*** Record set
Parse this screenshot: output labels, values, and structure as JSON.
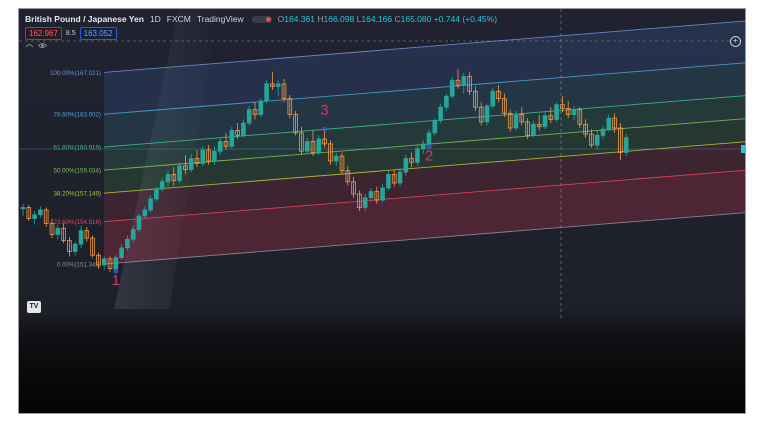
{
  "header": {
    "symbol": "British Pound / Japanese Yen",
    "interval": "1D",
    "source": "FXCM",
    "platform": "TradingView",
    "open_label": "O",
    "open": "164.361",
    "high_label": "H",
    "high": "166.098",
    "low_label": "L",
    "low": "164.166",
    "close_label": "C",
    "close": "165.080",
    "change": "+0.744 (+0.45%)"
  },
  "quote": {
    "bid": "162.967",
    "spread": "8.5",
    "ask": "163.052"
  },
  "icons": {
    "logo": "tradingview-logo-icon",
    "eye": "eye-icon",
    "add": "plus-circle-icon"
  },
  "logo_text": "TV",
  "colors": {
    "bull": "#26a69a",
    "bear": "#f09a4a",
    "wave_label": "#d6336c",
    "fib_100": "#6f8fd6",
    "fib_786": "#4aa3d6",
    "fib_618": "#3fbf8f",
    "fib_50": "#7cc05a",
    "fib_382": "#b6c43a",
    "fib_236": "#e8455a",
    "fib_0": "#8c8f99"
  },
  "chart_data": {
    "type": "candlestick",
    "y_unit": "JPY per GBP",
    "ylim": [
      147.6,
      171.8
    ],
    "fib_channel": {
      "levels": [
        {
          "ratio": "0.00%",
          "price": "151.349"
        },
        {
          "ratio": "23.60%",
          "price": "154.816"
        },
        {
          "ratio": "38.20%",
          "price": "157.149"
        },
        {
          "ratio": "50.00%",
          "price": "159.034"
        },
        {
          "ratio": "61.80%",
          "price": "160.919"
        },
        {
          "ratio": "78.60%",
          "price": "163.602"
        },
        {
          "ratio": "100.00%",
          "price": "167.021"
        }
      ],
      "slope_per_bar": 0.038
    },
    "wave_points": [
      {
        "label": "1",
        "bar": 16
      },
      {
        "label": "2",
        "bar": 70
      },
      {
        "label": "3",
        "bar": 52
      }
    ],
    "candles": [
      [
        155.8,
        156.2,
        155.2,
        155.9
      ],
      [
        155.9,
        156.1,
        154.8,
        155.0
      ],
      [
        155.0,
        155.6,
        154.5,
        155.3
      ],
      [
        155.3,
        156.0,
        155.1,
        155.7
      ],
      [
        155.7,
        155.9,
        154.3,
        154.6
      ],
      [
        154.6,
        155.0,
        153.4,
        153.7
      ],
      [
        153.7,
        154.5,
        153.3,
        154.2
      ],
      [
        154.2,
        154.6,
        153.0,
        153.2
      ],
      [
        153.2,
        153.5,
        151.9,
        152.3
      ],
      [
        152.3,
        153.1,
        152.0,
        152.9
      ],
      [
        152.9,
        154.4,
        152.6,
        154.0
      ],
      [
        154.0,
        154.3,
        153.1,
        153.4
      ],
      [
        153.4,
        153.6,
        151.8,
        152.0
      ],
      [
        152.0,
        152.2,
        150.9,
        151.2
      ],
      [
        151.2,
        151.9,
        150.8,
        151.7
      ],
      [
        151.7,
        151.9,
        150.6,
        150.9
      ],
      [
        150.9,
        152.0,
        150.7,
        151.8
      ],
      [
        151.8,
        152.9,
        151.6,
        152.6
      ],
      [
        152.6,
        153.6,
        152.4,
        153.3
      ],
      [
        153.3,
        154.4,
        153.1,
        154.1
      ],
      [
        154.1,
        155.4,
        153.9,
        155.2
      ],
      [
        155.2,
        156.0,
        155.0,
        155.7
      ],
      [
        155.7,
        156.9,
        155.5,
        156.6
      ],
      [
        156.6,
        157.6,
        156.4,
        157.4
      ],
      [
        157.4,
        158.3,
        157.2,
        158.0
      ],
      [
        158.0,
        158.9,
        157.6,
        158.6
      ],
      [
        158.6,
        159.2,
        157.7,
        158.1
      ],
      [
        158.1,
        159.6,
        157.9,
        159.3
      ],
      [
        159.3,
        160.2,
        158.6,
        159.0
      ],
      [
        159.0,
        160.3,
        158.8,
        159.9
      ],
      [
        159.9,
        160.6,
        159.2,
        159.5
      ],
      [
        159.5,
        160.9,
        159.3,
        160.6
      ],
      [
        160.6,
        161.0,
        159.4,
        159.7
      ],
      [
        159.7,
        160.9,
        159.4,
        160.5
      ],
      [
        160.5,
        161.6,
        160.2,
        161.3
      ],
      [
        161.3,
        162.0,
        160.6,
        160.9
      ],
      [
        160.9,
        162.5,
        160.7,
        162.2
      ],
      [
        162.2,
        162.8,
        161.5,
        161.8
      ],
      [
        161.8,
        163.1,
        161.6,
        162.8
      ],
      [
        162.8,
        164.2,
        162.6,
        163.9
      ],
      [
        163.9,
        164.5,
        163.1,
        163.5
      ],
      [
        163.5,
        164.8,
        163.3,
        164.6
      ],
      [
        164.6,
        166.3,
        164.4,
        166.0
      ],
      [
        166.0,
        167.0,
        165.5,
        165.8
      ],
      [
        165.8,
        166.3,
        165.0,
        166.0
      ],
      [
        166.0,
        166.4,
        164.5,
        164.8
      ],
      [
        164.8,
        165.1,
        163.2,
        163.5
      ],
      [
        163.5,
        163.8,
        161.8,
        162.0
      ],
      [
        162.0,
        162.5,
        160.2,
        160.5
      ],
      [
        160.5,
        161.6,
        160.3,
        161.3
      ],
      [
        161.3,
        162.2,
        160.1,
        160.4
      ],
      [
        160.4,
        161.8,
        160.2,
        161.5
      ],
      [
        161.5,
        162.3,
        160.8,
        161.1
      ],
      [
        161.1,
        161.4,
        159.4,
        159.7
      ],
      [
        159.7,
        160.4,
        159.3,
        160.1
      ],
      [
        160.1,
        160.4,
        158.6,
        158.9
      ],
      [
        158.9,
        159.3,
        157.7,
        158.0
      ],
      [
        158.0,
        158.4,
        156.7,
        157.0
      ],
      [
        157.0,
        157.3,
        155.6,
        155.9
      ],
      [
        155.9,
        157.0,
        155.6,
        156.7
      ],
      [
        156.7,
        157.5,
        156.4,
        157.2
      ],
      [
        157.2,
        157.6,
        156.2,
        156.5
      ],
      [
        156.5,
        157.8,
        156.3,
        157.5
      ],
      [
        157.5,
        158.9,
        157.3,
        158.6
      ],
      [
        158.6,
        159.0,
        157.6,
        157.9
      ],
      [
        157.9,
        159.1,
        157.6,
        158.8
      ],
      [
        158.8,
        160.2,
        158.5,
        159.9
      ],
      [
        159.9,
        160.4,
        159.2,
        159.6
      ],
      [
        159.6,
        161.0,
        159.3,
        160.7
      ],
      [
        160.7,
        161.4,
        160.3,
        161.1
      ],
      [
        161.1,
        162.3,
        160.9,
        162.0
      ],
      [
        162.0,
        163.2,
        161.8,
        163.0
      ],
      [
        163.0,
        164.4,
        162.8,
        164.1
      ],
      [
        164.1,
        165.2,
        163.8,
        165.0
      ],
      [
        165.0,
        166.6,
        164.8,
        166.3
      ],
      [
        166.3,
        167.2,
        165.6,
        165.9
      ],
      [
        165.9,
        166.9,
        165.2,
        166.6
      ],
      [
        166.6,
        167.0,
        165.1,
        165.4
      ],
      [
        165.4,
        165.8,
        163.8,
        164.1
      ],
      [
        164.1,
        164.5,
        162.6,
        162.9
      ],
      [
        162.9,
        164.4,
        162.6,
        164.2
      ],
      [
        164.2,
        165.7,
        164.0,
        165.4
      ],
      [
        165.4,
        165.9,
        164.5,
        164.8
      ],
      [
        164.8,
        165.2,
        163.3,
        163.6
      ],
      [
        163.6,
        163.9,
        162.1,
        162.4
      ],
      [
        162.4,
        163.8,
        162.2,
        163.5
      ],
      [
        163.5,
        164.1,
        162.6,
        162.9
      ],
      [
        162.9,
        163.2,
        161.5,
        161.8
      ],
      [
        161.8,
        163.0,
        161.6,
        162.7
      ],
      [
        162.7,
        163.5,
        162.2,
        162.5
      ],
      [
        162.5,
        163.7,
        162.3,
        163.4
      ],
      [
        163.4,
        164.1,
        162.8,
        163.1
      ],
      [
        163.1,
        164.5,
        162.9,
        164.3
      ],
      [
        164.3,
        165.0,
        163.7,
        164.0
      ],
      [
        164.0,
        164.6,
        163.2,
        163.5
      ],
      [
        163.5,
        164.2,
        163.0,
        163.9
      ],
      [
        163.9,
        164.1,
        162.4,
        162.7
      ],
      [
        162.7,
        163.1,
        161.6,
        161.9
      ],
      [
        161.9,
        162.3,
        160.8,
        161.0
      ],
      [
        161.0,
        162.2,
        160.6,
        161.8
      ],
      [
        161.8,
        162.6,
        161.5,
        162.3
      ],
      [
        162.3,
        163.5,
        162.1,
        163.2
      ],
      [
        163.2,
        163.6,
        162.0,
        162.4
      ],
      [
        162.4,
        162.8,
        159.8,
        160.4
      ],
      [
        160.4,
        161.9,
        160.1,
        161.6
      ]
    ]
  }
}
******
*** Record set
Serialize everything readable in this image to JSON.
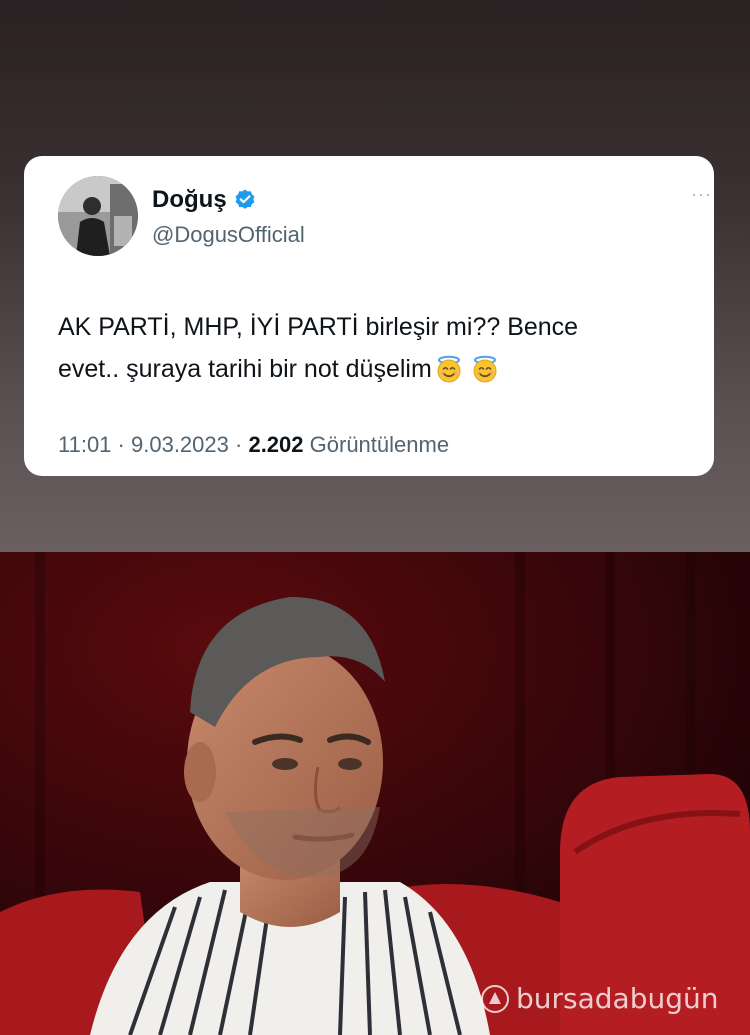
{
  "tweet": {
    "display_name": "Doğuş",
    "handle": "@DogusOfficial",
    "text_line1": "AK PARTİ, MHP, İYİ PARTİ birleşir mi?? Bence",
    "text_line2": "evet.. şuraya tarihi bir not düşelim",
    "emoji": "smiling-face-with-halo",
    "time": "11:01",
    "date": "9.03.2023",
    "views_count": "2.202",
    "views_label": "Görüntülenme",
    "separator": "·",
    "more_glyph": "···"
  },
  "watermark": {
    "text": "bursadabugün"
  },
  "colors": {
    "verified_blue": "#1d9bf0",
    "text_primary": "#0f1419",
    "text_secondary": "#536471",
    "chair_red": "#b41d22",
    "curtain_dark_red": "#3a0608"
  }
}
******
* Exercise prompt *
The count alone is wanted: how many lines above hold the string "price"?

* Worked solution *
7